Holiday resident Rita Dispensa has confirmed that Lloyds – where the BBC team stayed in the 1969 invasion – lost its roof on the main part of the accomodation.
The Lloyd family’s more recent hotel – Da Vida’s on Crocus Bay escaped any serious damage though a wooden bandstand was destroyed.
The team there hope to get it replaced in 3 weeks and Ms Dispensa says ‘doers and shakers’ are working hard to try and repair the structures on Anguilla blasted by winds of up to 200 mph.
One of the other casualties of the category five Hurricance was Ebenezer’s Church which was blown away after standing for two hundred years.
UK Foreign Secretary Boris Johnson has visited the British protectorate after Hurricane Irma reduced it to rubble.
50 years ago the British Prime Minister Harold Wilson was worried about an invasion by American gangsters and Anguilla appealed to stay within the British government’s jurisdiction.
Then the Labour PM sent British bobbies to patrol the beautiful beaches. Now a naval ship, helicopters and engineers have been sent to help the islanders.
Co-incidentally, Boris Johnson’s father-in-law BBC reporter Charles Wheeler covered the invasion of Anguilla in 1969 with co-Lulu author Ron Onions.
The overseas territory has attracted upmarket visitors in recent years because of its isolation.

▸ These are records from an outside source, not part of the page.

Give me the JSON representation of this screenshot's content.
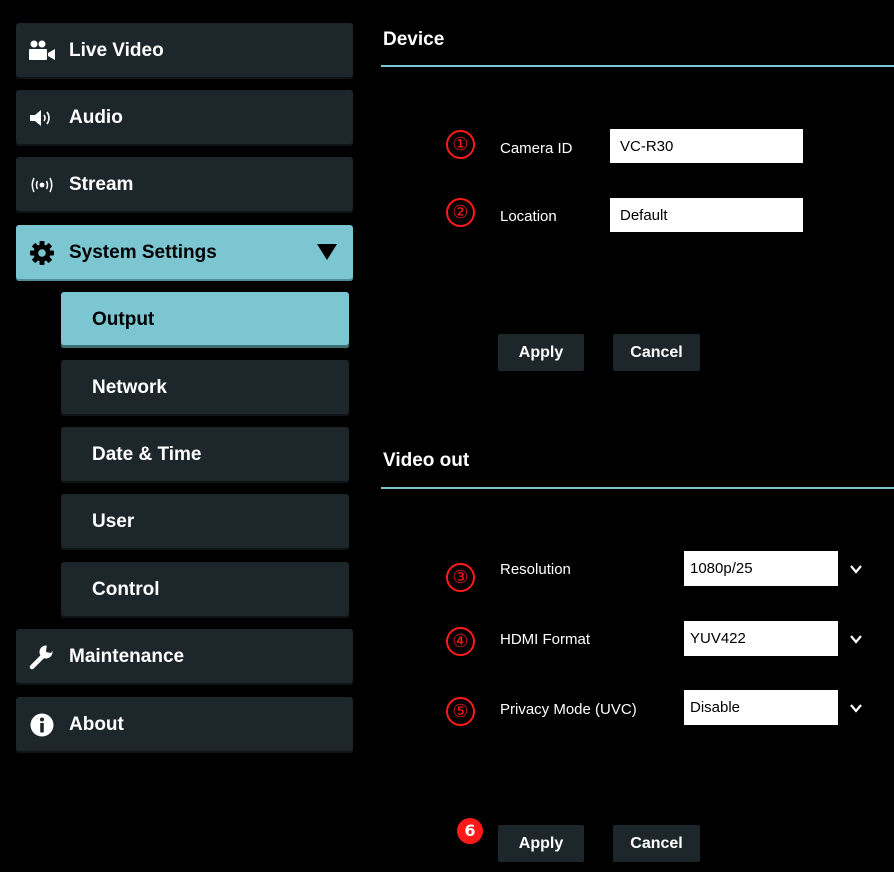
{
  "sidebar": {
    "items": [
      {
        "label": "Live Video",
        "icon": "video-camera-icon"
      },
      {
        "label": "Audio",
        "icon": "speaker-icon"
      },
      {
        "label": "Stream",
        "icon": "broadcast-icon"
      },
      {
        "label": "System Settings",
        "icon": "gear-icon",
        "expanded": true
      },
      {
        "label": "Maintenance",
        "icon": "wrench-icon"
      },
      {
        "label": "About",
        "icon": "info-icon"
      }
    ],
    "system_settings_sub": [
      {
        "label": "Output",
        "active": true
      },
      {
        "label": "Network"
      },
      {
        "label": "Date & Time"
      },
      {
        "label": "User"
      },
      {
        "label": "Control"
      }
    ]
  },
  "device": {
    "title": "Device",
    "camera_id": {
      "marker": "①",
      "label": "Camera ID",
      "value": "VC-R30"
    },
    "location": {
      "marker": "②",
      "label": "Location",
      "value": "Default"
    },
    "apply": "Apply",
    "cancel": "Cancel"
  },
  "video_out": {
    "title": "Video out",
    "resolution": {
      "marker": "③",
      "label": "Resolution",
      "value": "1080p/25"
    },
    "hdmi_format": {
      "marker": "④",
      "label": "HDMI Format",
      "value": "YUV422"
    },
    "privacy_mode": {
      "marker": "⑤",
      "label": "Privacy Mode (UVC)",
      "value": "Disable"
    },
    "apply_marker": "6",
    "apply": "Apply",
    "cancel": "Cancel"
  },
  "colors": {
    "accent": "#7cc6d2",
    "nav_bg": "#1d262b",
    "marker_red": "#ff1a1a",
    "background": "#000000"
  }
}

But its rocky soil meant sugar production was never an option and museum curator Colville Petty told a story of extreme poverty at the start of the 20th century.
The island’s government representative Blondel Cuff says the islanders are clearly on the UK radar.
She says Boris Johnson’s visit brought with it an extra nine tonnes of supplies and the return of naval cruiser Mount’s Bay with fresh supplies.
The RAF is doing more essential repairs as well as the 32 million pounds in aid originally promised by Theresa May.
Blondel Cuff says she hopes that Anguilla’s woefully inadequate infrastructure is finally addressed.